What the task requires: Extract exactly and only the lines of the data below, starting at the line with "What's the underlying" and stopping after the final line.

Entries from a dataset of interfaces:
------------
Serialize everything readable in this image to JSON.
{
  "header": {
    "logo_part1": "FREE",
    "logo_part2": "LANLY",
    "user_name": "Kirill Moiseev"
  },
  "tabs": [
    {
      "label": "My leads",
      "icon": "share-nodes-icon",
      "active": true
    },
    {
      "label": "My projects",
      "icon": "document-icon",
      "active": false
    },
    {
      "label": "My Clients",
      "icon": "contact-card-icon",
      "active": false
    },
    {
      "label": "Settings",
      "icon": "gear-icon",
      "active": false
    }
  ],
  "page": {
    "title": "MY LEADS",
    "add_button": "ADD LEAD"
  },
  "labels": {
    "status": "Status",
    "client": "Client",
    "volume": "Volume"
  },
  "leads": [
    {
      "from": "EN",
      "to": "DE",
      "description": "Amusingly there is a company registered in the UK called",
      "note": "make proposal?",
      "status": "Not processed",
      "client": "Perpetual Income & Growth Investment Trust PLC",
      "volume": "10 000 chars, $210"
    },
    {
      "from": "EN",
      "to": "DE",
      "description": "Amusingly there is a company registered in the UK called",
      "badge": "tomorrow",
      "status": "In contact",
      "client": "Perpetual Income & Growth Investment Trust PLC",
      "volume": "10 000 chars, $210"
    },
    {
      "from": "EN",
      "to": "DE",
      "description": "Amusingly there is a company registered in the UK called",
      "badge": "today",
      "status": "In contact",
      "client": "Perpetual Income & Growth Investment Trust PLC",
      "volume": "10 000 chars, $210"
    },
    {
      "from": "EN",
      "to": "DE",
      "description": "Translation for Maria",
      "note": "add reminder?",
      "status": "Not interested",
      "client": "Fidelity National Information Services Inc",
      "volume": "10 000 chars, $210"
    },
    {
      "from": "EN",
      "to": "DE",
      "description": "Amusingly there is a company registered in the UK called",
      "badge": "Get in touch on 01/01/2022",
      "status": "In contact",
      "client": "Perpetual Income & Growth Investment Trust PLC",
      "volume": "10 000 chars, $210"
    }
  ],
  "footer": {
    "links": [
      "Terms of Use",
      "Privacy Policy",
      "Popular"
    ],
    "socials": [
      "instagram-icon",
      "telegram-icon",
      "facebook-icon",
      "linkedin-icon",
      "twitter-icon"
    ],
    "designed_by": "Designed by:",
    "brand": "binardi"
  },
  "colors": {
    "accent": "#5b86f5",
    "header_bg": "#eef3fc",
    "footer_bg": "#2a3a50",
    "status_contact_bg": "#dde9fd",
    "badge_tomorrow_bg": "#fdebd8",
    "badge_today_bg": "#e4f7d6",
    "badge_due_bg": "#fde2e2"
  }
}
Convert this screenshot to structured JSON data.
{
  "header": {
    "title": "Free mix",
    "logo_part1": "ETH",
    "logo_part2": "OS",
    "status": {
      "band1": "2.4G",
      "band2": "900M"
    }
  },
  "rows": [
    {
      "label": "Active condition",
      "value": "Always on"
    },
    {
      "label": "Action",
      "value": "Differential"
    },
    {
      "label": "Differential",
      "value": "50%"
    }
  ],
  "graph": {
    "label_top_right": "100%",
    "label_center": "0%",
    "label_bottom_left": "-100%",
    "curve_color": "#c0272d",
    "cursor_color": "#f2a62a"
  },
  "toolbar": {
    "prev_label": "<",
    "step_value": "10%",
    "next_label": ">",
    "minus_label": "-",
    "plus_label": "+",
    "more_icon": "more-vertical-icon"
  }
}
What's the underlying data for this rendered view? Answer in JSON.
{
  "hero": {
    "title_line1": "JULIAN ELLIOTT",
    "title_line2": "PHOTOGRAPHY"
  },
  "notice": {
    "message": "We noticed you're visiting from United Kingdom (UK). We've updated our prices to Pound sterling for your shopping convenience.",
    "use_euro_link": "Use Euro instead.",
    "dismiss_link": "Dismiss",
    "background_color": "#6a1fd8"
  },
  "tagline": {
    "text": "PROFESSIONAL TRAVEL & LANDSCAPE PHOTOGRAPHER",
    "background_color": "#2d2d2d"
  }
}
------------
Solution for this exercise:
What's the underlying data for this rendered view? Answer in JSON.
{
  "hero": {
    "title_line1": "JULIAN ELLIOTT",
    "title_line2": "PHOTOGRAPHY"
  },
  "notice": {
    "message": "We noticed you're visiting from United Kingdom (UK). We've updated our prices to Pound sterling for your shopping convenience.",
    "use_euro_link": "Use Euro instead.",
    "dismiss_link": "Dismiss",
    "background_color": "#6a1fd8"
  },
  "tagline": {
    "text": "PROFESSIONAL TRAVEL & LANDSCAPE PHOTOGRAPHER",
    "background_color": "#2d2d2d"
  }
}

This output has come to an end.